### EXERCISE INSTRUCTIONS
Which lines of the records contain the word "text"? Show each of them.

Segment Open

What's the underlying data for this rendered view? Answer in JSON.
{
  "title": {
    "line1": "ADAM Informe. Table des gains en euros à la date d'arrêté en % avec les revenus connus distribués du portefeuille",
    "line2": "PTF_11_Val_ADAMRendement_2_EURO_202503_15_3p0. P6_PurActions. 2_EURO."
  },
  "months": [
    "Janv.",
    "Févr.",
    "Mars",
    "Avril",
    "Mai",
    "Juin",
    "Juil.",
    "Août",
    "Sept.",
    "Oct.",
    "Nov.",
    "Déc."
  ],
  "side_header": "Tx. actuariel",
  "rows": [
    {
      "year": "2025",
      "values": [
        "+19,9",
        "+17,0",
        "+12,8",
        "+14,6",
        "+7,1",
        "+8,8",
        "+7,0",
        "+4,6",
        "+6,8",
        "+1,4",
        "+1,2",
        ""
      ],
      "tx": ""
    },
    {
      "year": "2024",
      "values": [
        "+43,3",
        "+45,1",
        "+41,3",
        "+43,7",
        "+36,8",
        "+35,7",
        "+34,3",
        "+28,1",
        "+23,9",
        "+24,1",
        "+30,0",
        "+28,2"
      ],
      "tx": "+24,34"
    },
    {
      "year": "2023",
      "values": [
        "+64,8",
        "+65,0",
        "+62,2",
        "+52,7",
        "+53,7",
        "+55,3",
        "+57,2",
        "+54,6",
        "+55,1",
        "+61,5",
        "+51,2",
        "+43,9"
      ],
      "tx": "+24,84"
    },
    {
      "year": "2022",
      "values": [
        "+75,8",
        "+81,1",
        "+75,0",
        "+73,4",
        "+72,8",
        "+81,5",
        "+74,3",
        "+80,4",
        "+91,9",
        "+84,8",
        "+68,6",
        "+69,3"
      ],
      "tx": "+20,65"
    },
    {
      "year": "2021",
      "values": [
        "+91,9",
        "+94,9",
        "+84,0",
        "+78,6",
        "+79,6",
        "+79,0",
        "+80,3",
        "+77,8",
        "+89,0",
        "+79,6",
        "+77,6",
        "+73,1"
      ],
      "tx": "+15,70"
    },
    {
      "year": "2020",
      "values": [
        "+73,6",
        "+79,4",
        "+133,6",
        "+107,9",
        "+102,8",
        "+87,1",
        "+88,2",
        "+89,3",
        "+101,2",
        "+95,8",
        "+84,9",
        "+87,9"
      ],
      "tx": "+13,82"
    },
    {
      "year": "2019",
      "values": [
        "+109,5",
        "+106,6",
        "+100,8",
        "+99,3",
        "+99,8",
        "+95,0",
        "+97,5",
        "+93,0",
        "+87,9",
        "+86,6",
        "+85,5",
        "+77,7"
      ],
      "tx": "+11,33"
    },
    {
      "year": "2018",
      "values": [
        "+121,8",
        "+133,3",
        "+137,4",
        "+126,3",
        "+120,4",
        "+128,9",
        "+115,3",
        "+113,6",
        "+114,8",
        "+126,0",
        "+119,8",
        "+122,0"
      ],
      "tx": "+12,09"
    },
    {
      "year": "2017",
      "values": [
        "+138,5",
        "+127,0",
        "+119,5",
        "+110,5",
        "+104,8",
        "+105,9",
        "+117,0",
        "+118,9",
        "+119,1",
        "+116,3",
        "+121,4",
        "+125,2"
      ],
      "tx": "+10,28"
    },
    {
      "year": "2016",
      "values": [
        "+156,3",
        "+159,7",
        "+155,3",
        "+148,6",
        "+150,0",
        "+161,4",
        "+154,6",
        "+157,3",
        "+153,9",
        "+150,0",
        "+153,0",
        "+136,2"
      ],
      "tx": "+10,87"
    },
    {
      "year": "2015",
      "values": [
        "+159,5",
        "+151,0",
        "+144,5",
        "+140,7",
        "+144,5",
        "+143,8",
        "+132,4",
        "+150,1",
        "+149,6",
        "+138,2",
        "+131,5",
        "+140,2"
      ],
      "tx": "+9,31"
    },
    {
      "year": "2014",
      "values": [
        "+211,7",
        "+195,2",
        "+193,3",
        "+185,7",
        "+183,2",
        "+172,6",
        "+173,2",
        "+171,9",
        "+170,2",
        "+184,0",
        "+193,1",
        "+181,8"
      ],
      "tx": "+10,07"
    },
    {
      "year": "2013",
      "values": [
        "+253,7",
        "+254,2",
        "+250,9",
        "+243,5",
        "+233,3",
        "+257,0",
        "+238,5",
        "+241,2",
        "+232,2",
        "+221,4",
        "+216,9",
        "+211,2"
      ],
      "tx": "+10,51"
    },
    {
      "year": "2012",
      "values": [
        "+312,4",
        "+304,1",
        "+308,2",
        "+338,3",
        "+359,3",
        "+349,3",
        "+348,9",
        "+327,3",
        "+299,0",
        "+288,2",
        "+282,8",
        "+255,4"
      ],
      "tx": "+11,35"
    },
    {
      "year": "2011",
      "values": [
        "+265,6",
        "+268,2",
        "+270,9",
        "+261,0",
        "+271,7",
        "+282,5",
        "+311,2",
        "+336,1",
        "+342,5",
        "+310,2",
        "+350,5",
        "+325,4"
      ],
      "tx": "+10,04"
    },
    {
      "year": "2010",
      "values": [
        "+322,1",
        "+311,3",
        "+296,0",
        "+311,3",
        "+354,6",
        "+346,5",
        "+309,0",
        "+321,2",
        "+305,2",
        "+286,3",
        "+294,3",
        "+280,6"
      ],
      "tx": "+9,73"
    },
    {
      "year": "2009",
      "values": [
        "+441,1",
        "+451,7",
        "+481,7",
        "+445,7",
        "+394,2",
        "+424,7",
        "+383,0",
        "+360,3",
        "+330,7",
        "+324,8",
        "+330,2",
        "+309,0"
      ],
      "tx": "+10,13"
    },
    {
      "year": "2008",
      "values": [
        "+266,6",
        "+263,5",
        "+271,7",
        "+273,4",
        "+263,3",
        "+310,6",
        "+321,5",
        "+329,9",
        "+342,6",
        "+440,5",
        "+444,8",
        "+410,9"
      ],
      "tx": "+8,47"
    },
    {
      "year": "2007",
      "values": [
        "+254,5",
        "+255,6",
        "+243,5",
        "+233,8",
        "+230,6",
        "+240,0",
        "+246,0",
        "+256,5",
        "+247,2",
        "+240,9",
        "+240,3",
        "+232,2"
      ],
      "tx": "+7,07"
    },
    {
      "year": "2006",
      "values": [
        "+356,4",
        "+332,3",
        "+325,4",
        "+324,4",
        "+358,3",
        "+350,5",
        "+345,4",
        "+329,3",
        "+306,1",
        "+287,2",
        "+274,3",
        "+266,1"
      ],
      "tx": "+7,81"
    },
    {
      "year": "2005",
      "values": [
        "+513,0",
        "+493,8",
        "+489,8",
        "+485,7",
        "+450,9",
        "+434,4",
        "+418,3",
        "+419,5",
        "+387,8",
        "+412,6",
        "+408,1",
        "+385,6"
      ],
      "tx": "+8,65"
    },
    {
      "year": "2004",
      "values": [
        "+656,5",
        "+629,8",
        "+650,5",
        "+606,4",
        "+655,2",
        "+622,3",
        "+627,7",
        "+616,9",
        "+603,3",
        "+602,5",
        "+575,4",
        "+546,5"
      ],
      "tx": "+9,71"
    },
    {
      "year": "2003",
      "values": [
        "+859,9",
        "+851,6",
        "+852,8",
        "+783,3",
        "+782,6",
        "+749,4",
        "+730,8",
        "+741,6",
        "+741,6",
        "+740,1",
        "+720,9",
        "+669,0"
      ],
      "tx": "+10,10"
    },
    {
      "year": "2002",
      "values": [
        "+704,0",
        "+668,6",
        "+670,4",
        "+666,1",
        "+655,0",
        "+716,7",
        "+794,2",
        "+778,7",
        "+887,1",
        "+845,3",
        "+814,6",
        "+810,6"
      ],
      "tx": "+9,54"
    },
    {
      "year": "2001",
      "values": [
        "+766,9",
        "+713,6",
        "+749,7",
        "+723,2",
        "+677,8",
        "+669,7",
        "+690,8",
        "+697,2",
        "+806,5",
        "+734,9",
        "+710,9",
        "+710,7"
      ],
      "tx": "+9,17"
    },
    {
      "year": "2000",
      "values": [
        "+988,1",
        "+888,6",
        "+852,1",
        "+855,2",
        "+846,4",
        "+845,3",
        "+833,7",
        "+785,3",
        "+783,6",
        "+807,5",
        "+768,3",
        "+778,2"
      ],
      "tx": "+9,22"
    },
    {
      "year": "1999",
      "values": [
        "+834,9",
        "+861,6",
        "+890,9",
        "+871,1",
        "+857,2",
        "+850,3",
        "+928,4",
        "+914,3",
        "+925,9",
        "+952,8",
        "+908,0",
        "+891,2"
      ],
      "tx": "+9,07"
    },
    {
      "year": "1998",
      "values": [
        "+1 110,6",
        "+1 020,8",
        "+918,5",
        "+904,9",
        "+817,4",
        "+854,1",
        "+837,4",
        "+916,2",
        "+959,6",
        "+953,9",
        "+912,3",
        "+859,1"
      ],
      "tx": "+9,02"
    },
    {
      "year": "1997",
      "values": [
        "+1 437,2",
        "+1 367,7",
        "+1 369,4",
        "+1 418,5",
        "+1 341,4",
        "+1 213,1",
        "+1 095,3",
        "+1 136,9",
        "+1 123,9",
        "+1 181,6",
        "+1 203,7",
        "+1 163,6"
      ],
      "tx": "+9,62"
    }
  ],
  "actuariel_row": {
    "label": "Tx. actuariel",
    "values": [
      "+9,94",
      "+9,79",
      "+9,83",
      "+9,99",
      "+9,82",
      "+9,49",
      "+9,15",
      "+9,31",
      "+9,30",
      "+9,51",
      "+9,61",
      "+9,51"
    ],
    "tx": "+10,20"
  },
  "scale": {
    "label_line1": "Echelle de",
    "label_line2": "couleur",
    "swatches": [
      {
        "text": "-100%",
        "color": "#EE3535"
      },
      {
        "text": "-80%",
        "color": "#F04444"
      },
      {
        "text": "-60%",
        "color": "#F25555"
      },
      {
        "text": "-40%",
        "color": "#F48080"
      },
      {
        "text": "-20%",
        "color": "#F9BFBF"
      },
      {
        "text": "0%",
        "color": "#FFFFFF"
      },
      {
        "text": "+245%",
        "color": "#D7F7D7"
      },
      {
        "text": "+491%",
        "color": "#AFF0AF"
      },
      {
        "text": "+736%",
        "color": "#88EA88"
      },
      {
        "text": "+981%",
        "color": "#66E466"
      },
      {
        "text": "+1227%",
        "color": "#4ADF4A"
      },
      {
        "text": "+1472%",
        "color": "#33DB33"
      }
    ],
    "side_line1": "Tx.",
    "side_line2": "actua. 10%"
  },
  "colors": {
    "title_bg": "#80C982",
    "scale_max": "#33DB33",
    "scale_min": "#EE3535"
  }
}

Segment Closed

### FINISHED TASK
        "text": "-100%",
        "text": "-80%",
        "text": "-60%",
        "text": "-40%",
        "text": "-20%",
        "text": "0%",
        "text": "+245%",
        "text": "+491%",
        "text": "+736%",
        "text": "+981%",
        "text": "+1227%",
        "text": "+1472%",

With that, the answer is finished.